Teamsters shut down strike at Delaware Valley beer distributors

The Teamsters ended a walkout by workers at three beer distributors in the Philadelphia area, just in advance of the highly profitable July 4th holiday weekend. The two sides reached an agreement on a new, four-year contract, according to a joint statement released Saturday morning by the Delaware Valley Importing Distributors Association and Teamsters Local 830.

While details of the contract have not been released, the Teamsters claimed it contained a significant wage and benefit increase and enhanced “flexibility,” a code word for the elimination of work rules to enforce greater exploitation of workers. The union called off the strike just as it threatened to seriously impact the profits of the beer distributors, an indication that the deal is a sellout to management.


Steelworkers at Stelco’s Nanticoke, Ontario mill vote to strike

With their five-year contract set to expire on June 30, over 1,000 members of the United Steelworkers (USW) have given strike authorization in a fight to defend their wages, pensions and benefits. Under conditions where inflation has topped 7.7 percent and shows no sign of abating, Stelco management, which has seen record sales worth over $2 billion over the past year, has offered a settlement that would represent a significant wage cut over the life of any new contract. 

Union officials have applied to the Ontario Labour Relations Board for a conciliator. They have cited recent contract settlements at Bombardier and ArcelorMittal in Quebec as models for their own contract. Such is the double-dealing of the union bureaucrats, that they are hailing these concessionary agreements as major victories. In fact, after a bitter 25-day strike at ArcelorMittal, 800 workers, also organized by the USW, ratified a deal on February 27 that averages only 4.4 percent per year over the life of a six-year contract.

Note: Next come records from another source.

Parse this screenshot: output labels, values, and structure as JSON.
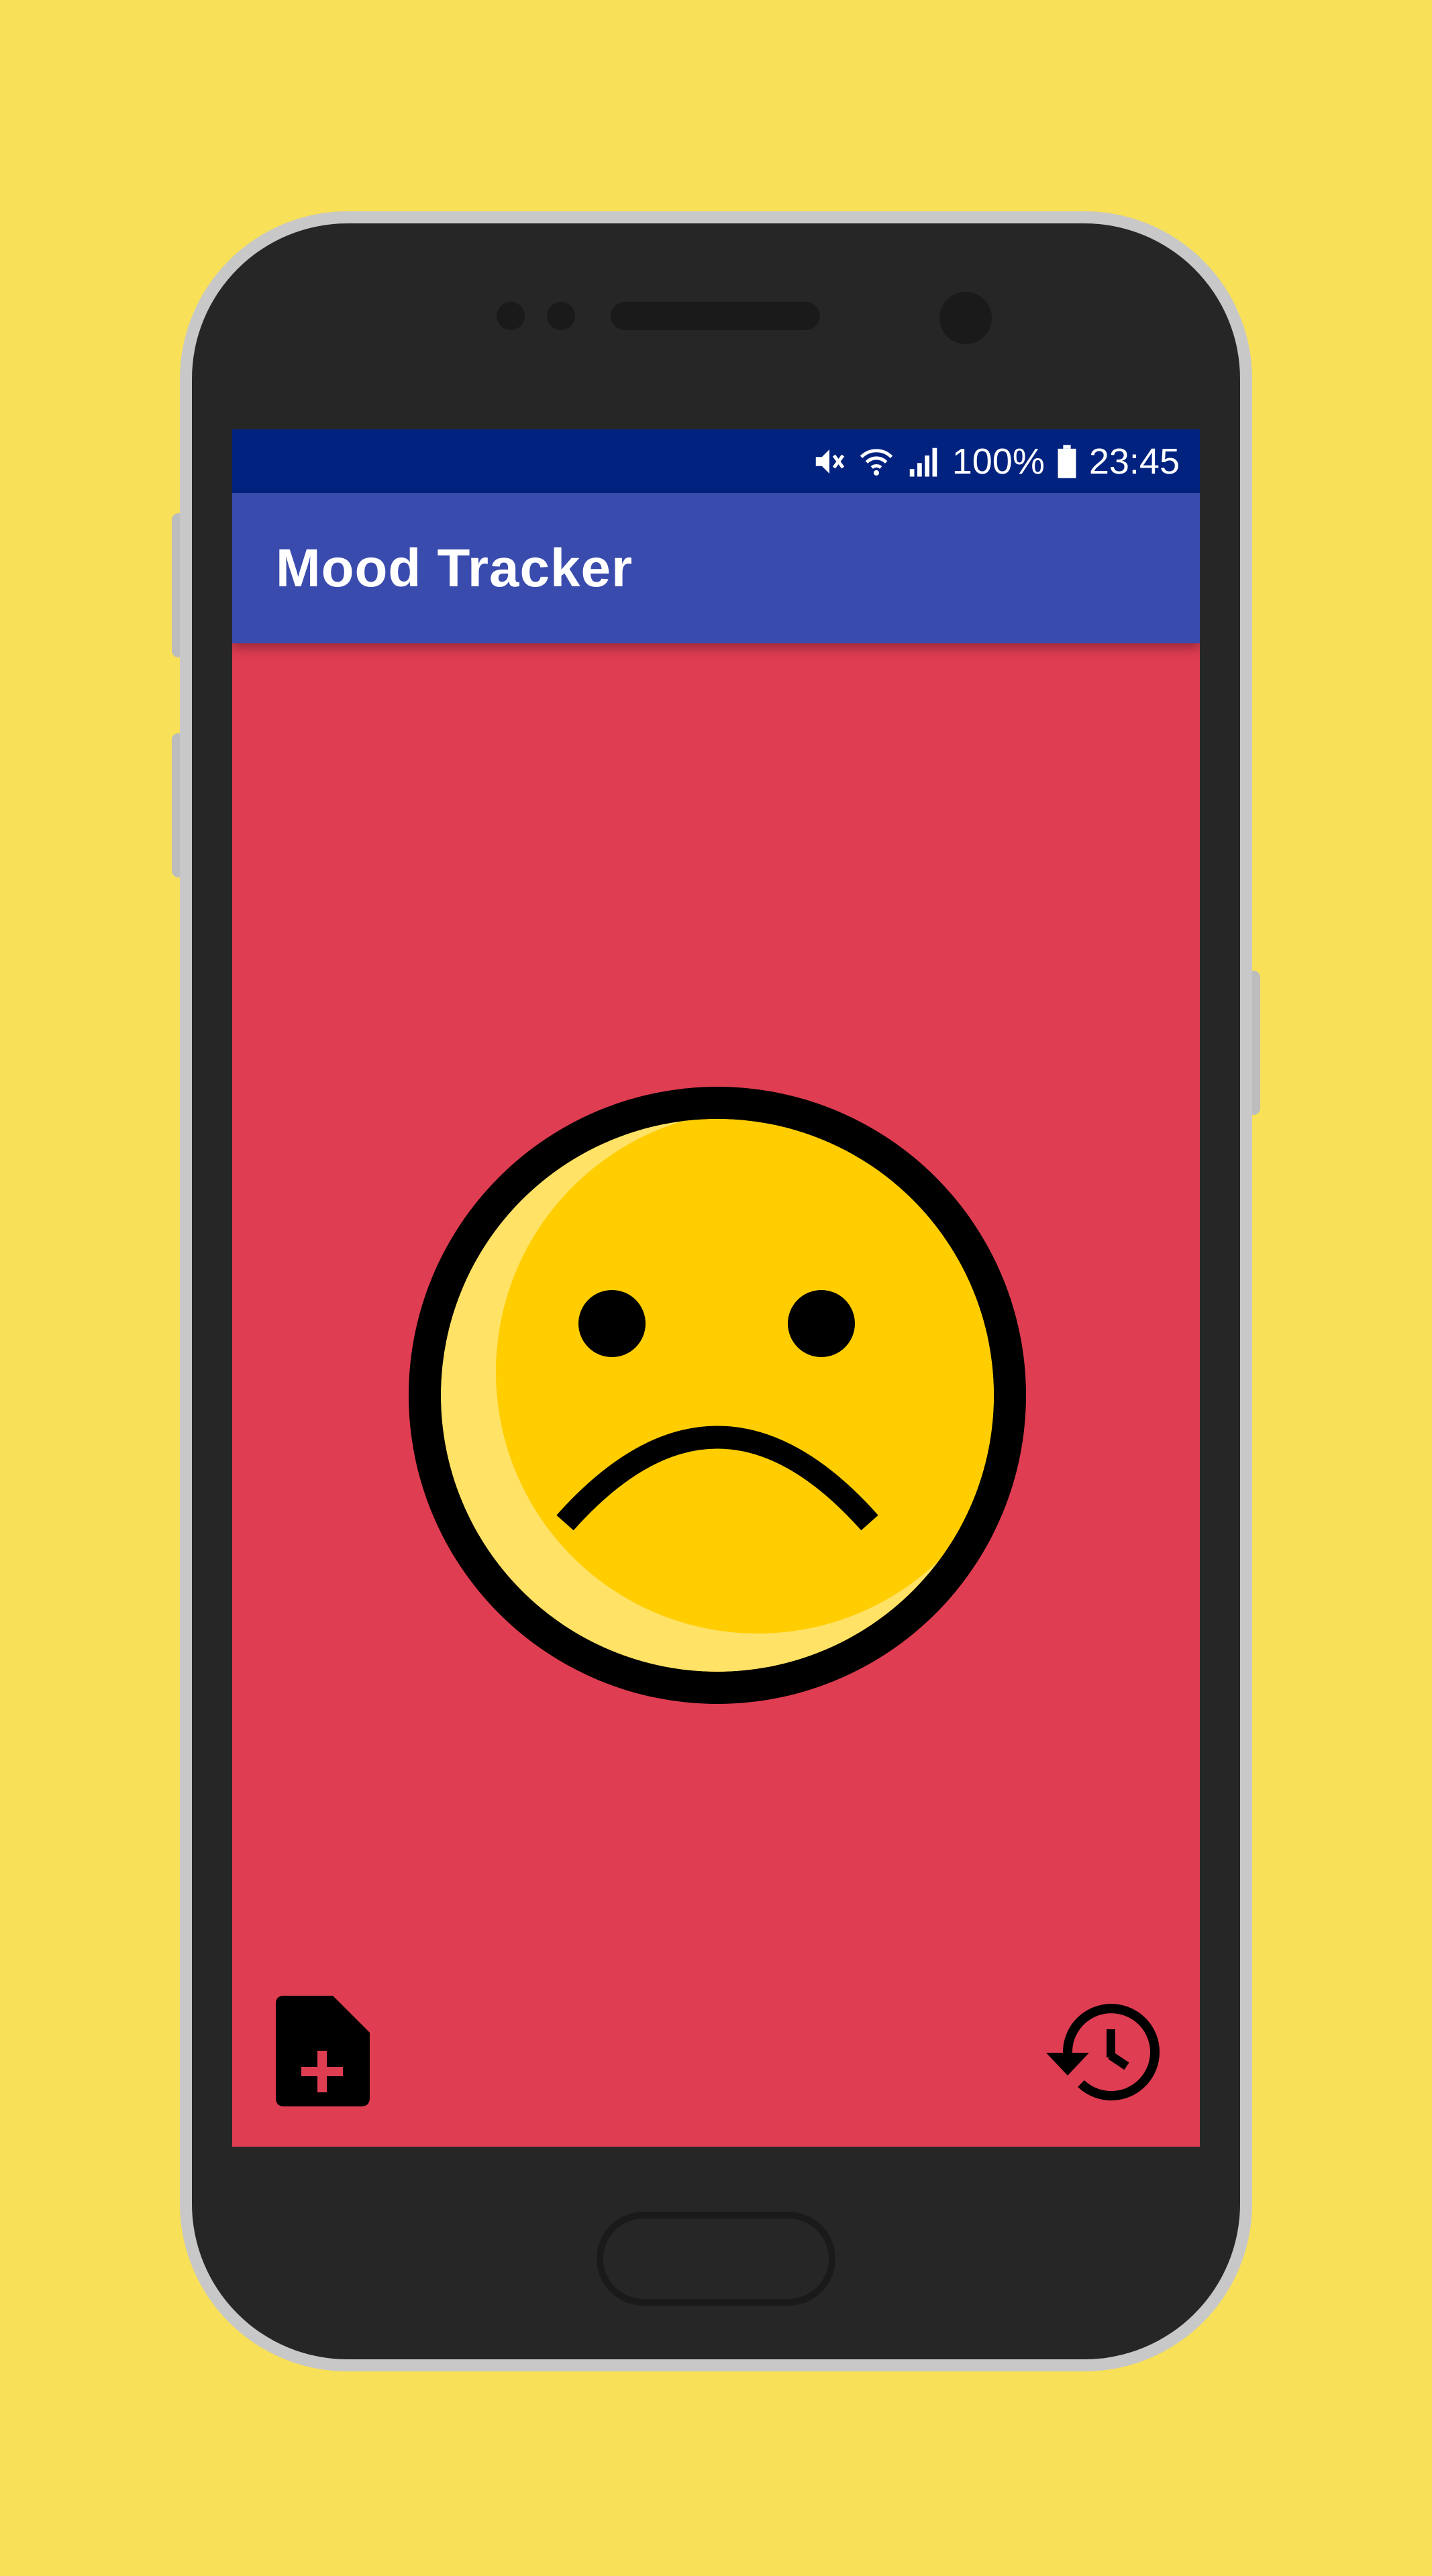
{
  "status_bar": {
    "icons": [
      "mute-icon",
      "wifi-icon",
      "signal-icon",
      "battery-icon"
    ],
    "battery_text": "100%",
    "time": "23:45"
  },
  "app_bar": {
    "title": "Mood Tracker"
  },
  "main": {
    "background_color": "#df3d52",
    "current_mood": "sad",
    "mood_icon": "sad-face-icon"
  },
  "actions": {
    "add_note_icon": "add-note-icon",
    "history_icon": "history-icon"
  },
  "colors": {
    "background": "#f8e058",
    "status_bar": "#01227f",
    "app_bar": "#3a4bae",
    "screen_sad": "#df3d52",
    "face_fill": "#ffcd00",
    "face_shadow": "#ffad00"
  }
}
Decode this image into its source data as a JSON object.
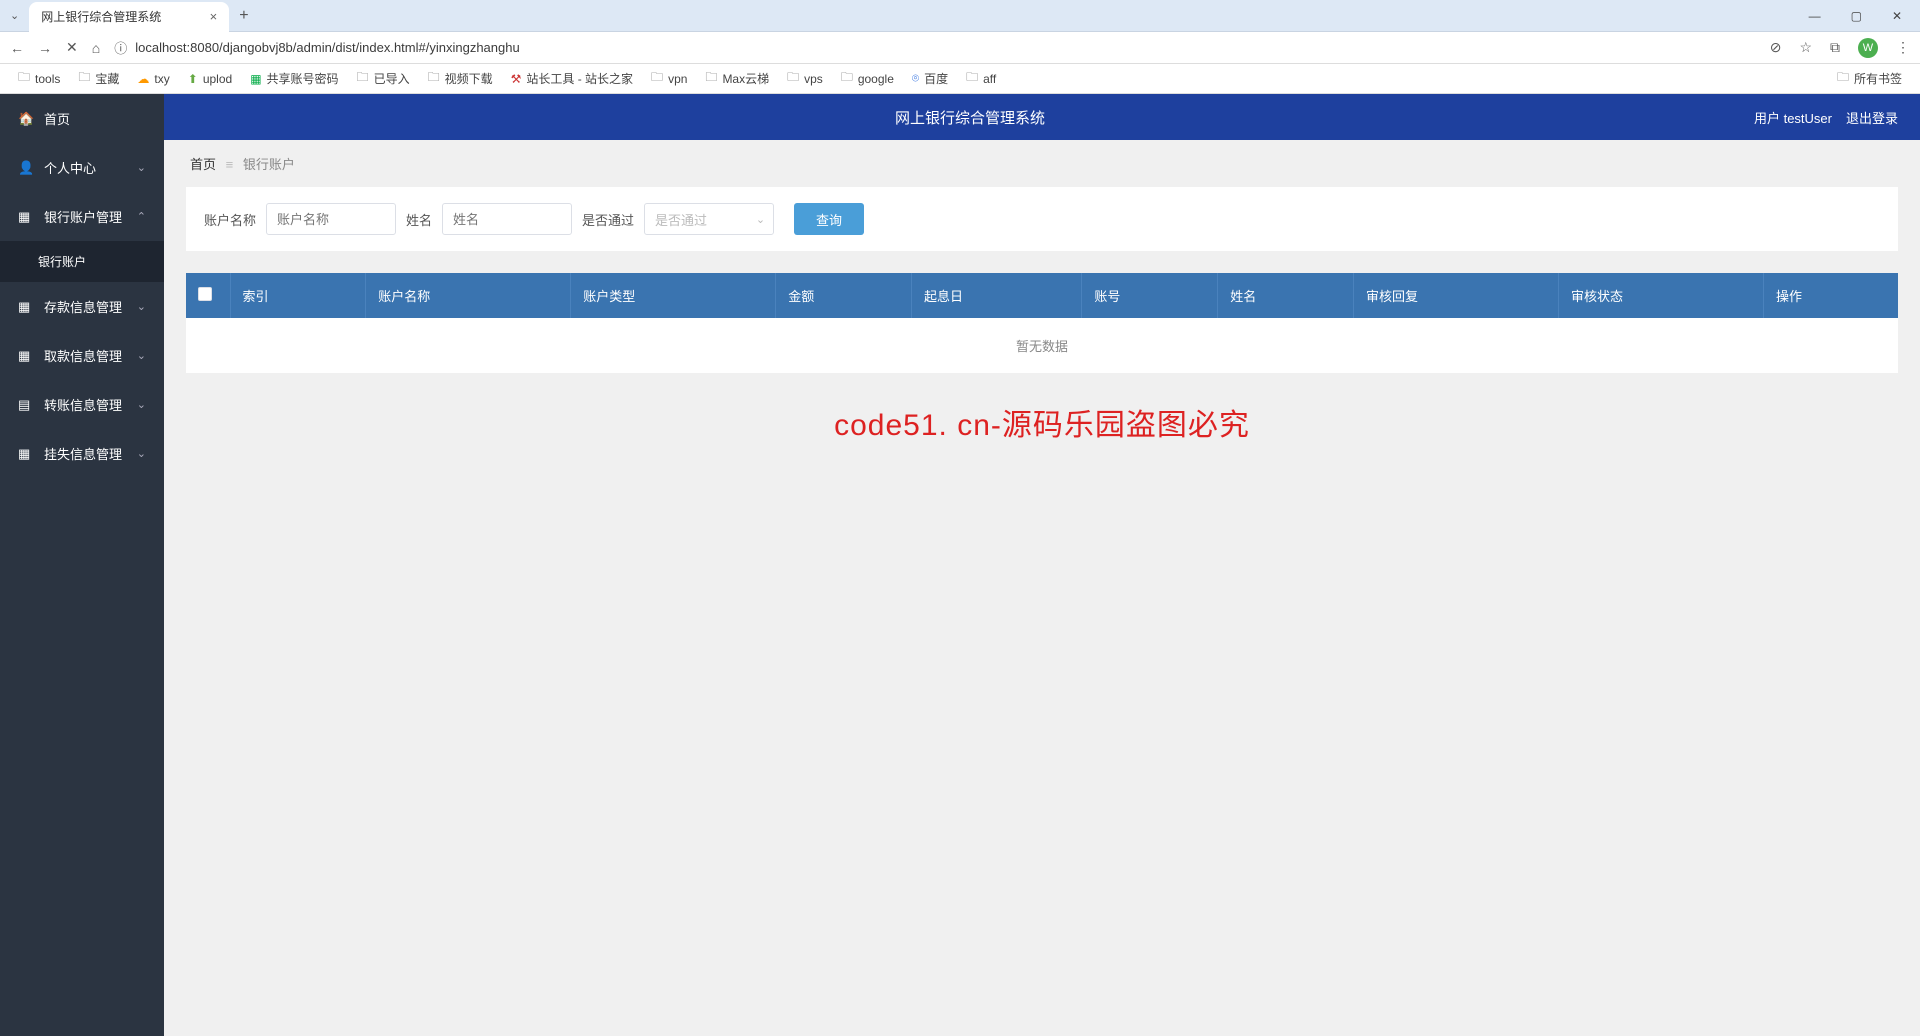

At Bombardier in Montreal, 1,800 workers voted by only 73.4 percent for a new contract after rejecting two previous proposals. Despite the rejection votes the International Association of Machinists refused to call an all-out strike. The deal ratified last week provided for a minimum of 15.5 percent and a maximum of 18.5 percent (depending on inflation) over the course of five years, which comes in as a wage cut in the projected inflationary environment.  In addition, the union bowed to management’s refusal to offer any cost-of-living adjustments for retirees.